**Extracted material:**
= = = =
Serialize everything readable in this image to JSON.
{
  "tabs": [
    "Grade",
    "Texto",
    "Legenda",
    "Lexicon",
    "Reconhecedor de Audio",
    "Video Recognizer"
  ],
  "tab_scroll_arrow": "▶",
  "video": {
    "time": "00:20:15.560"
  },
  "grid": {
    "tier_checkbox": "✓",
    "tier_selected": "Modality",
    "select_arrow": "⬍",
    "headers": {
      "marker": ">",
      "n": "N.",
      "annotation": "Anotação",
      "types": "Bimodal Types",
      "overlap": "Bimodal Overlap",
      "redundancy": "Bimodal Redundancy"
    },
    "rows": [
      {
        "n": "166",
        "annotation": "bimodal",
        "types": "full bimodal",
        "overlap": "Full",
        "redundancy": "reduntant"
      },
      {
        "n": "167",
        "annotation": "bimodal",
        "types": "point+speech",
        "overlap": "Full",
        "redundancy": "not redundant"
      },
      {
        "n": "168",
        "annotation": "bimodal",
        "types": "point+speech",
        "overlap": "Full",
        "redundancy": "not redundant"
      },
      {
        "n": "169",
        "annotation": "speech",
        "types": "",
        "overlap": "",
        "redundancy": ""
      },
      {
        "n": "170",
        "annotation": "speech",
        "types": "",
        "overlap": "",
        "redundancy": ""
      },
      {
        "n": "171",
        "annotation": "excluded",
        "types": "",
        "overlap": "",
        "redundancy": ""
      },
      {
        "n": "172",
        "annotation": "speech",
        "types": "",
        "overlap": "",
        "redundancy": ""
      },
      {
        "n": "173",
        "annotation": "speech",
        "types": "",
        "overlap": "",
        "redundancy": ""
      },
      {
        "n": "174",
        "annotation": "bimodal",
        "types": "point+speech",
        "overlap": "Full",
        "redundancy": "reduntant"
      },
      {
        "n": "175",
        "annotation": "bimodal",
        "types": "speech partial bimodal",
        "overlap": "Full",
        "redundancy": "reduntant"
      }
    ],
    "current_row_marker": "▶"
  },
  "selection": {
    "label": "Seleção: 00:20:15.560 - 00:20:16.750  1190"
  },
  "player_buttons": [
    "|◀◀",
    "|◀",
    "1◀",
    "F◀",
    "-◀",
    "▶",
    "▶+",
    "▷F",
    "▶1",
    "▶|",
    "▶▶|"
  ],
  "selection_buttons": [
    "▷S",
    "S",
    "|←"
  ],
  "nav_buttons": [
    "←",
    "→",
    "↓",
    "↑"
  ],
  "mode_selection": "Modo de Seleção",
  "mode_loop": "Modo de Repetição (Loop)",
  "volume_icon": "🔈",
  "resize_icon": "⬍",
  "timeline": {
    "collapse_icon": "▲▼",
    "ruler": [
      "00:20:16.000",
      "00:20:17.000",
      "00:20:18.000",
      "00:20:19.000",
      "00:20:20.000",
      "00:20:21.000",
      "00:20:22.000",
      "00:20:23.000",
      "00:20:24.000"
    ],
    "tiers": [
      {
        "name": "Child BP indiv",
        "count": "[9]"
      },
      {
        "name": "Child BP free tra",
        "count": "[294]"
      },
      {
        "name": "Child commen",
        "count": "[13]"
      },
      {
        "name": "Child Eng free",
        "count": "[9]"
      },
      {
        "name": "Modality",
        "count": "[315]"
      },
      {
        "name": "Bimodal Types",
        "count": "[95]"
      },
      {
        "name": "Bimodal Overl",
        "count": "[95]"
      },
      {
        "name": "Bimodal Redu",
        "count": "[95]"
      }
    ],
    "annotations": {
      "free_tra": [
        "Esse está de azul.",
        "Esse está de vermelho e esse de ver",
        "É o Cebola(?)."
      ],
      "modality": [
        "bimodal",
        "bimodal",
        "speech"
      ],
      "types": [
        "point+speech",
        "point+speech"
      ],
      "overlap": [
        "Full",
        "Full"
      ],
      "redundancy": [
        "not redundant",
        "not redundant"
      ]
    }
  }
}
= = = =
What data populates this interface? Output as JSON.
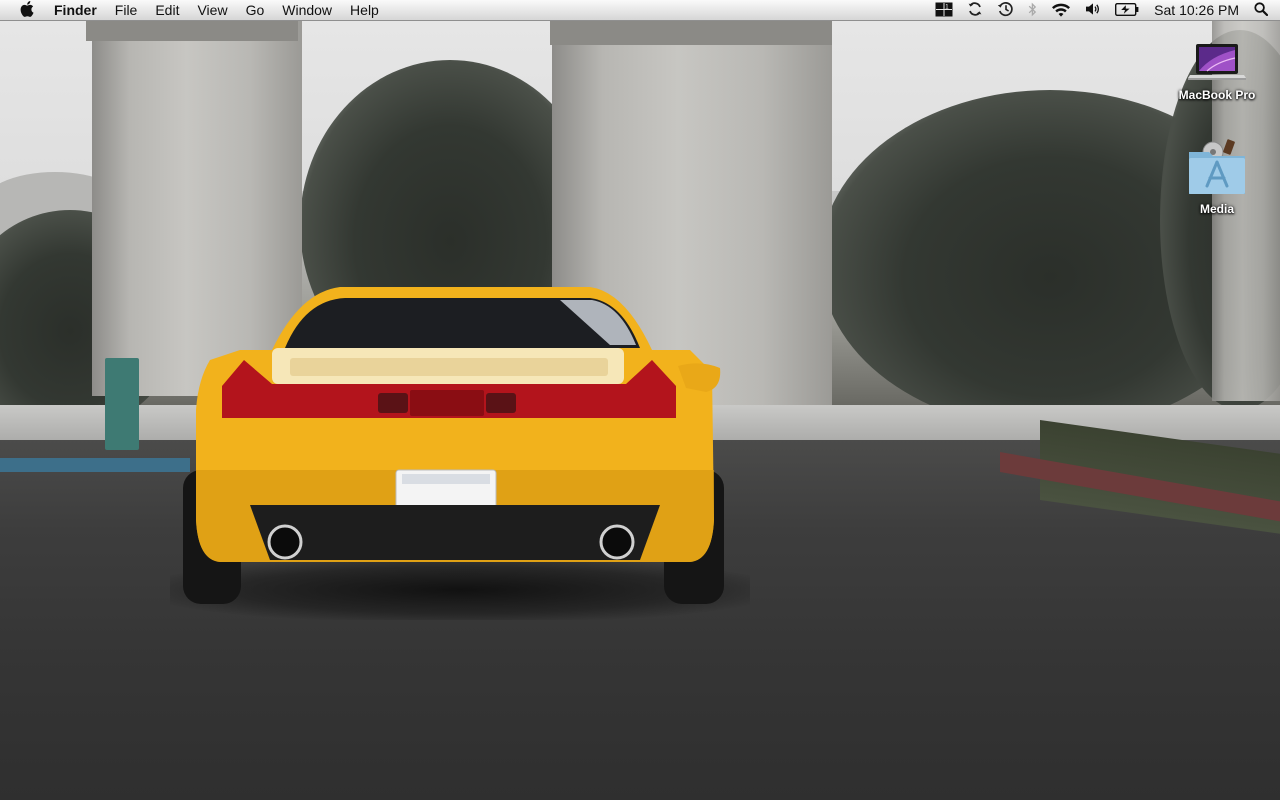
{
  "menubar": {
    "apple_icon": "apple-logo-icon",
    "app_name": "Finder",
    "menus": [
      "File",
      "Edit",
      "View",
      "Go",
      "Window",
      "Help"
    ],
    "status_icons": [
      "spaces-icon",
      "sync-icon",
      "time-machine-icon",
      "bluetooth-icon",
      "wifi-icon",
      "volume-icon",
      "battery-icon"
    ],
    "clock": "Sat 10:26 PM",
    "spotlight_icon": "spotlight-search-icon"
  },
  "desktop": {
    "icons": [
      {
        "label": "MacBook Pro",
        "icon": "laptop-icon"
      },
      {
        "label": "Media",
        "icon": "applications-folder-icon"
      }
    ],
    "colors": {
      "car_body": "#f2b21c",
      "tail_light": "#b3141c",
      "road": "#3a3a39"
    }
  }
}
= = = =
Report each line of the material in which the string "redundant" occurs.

**Problem solution:**
        "redundancy": "not redundant"
        "redundancy": "not redundant"
        "not redundant",
        "not redundant"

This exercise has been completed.